Given the unpredictability of politics, such suggestions might seem somewhat naïve; yet one might legitimately wonder if, on the Republican side of things, you know some abstract limit has been violated when Jennifer Rubin comes out swinging:
As I’ve written previously, the far right’s reaction to Sen. Thad Cochran’s defeat of their pet tea party candidate Chris McDaniel in the Republican primary for U.S. senator from Mississippi has been unhinged and at times downright racist. Even the less hysterical voices are up in arms that Cochran’s tactics were unseemly or that the “establishment” betrayed them again.
Among the “sins” Cochran is accused of is finding African American leaders to help turn out the African American vote. (The nerve!) Unearthing egregiously offensive comments McDaniel made on his radio show (no!) and skewering McDaniel for campaign gaffes on everything from Katrina relief to support for the inane shutdown (mercy me!). The attitude that the “establishment” doesn’t have to crush the poor tea party folk every time, suggests, I guess, that there needs to be a mercy rule of the inept tea party (if they lose 10 races they get a freebie?).
I mean, really. Damn.
To the one, it is very easy to understand the hardliners’ horror and outrage. To the other, though, these are the United States and this is politics, so … right, toughen up—when did the party of Atwater and Rove, Levin and Limbaugh, become so flaccid?
And, to the beeblebrox, I think back to some video from 2009, a fifty-something white woman absolutely bawling about how she wanted her country back. The obvious question arose: Back from what? And that is just the thing. These are the people fighting to preserve entrenched privilege and the societal influence it brings. In 2010, Frank Rich observed, four years ago:
If Obama’s first legislative priority had been immigration or financial reform or climate change, we would have seen the same trajectory. The conjunction of a black president and a female speaker of the House — topped off by a wise Latina on the Supreme Court and a powerful gay Congressional committee chairman — would sow fears of disenfranchisement among a dwindling and threatened minority in the country no matter what policies were in play. It’s not happenstance that Frank, Lewis and Cleaver — none of them major Democratic players in the health care push — received a major share of last weekend’s abuse. When you hear demonstrators chant the slogan “Take our country back!” these are the people they want to take the country back from.
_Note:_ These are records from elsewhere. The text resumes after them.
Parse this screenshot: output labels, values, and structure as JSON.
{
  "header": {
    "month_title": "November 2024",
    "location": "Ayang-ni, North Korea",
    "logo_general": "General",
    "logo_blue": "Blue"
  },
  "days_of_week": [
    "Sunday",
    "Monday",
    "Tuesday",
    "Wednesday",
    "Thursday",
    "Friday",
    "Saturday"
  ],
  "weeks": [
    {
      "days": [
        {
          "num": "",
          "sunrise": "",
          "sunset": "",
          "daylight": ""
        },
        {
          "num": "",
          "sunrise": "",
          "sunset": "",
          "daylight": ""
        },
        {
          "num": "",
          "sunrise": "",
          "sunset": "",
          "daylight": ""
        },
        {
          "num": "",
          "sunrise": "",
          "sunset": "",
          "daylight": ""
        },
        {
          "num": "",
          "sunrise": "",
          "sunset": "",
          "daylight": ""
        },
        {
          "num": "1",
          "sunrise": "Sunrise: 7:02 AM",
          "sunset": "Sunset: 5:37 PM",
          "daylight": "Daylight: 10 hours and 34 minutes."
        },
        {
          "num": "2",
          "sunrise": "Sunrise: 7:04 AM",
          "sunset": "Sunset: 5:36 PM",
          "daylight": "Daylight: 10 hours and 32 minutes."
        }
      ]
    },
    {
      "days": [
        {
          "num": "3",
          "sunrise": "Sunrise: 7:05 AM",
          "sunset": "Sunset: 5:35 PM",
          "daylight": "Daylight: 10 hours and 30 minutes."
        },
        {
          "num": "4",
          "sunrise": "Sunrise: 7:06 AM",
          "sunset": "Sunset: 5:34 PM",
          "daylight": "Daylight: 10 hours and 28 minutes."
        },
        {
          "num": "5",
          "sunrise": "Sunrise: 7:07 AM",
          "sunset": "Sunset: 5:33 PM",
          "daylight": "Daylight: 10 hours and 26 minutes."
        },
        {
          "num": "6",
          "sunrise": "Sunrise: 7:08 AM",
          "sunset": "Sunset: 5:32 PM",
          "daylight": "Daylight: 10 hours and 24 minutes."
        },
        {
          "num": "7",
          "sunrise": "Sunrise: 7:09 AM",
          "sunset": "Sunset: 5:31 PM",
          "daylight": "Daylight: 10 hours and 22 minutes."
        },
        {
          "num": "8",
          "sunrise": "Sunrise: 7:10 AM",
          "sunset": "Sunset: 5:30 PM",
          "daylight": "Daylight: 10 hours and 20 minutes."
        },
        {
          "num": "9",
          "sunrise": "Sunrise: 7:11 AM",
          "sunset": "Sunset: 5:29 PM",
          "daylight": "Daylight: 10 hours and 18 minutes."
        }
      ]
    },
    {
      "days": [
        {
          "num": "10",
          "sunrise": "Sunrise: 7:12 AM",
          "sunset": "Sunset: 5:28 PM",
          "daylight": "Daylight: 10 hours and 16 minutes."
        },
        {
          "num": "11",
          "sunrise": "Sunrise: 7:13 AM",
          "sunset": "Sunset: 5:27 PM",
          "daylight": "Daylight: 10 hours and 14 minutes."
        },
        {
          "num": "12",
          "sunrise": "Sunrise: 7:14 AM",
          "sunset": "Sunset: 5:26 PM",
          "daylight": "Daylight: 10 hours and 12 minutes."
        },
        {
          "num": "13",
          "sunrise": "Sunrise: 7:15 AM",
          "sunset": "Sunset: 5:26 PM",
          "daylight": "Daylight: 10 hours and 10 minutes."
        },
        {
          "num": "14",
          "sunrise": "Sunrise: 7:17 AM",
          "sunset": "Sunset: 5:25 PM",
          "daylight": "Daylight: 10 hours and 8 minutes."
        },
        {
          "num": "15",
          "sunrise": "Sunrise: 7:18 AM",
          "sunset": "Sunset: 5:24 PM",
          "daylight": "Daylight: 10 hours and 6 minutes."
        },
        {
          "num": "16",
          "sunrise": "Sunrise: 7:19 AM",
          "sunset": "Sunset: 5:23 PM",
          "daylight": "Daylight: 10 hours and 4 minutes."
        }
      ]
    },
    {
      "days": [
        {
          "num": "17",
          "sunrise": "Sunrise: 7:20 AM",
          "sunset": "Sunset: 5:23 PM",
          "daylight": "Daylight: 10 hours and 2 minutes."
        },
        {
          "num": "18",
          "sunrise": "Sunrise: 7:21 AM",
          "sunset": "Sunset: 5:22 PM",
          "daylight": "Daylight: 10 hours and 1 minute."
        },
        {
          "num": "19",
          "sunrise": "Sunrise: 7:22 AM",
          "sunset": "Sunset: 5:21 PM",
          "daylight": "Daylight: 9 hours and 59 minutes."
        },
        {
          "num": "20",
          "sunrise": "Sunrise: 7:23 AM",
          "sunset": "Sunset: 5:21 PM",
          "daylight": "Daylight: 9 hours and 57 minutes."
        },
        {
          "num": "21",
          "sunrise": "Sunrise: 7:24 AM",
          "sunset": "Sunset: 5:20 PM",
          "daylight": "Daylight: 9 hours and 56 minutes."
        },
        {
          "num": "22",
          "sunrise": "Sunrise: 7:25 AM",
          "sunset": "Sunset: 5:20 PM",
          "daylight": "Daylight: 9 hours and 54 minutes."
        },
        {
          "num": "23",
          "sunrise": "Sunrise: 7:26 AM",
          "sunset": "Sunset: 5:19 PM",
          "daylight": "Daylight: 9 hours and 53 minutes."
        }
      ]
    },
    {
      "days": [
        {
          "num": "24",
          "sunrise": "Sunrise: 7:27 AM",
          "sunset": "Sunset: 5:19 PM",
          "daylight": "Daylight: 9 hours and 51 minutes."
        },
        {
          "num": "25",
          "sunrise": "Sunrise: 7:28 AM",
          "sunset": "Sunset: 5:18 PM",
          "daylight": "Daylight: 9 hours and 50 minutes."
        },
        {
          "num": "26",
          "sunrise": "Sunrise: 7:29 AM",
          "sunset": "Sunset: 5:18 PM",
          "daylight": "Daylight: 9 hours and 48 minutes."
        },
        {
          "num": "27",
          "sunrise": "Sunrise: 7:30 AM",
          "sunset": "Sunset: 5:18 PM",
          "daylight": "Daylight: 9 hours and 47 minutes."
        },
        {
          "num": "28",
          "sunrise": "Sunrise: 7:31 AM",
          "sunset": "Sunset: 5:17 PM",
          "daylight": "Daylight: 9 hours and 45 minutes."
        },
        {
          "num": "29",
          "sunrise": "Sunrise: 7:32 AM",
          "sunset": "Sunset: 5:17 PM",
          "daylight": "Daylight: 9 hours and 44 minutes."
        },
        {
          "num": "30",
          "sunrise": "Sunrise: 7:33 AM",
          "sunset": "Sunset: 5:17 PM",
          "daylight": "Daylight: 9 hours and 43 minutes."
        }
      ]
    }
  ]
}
For Democrats, supporters, and sympathizers, the moment is a curious crystallization of a ha!, I told you so!, and, Now, wait a minute! And the idea that the GOP is coming apart at the seams? That rumors of schism swirl in the political winds? As the result of a campaign like we just saw in Mississippi? From whacked out break-in schemes to indecent liberties with farm animals to the Tea Party crying “no fair” because the incumbent tapped a traditionally ignored resource to smack down a racist, right-flank challenger, this should be funny.
Except it’s not. This thing has a death toll. And, you know, to a certain degree that outcome is nearly understandable; it is hard to fathom the burden of undertaking such a scheme, facing felony charges, and likely costing your candidate the election. Still, though, that only begs the question.
True enough, it ought to be significant of something when Jennifer Rubin turns on your efforts in the name of saving conservative politics from itself. But how did things get so far out of hand in the first place?
Rubin, Jennifer. “They can dish it out, but they can’t take it”. Right Turn. 29 June 2014.
Rich, Frank. “The Rage Is Not About Health Care”. The New York Times. 27 March 2010.
Maddow, Rachel. “Disaffected tea party eyes third party option”. The Rachel Maddow Show. 25 June 2014.
Hohmann, James. “Chris McDaniel aide slams GOP over apparent suicide”. Politico. 27 June 2014.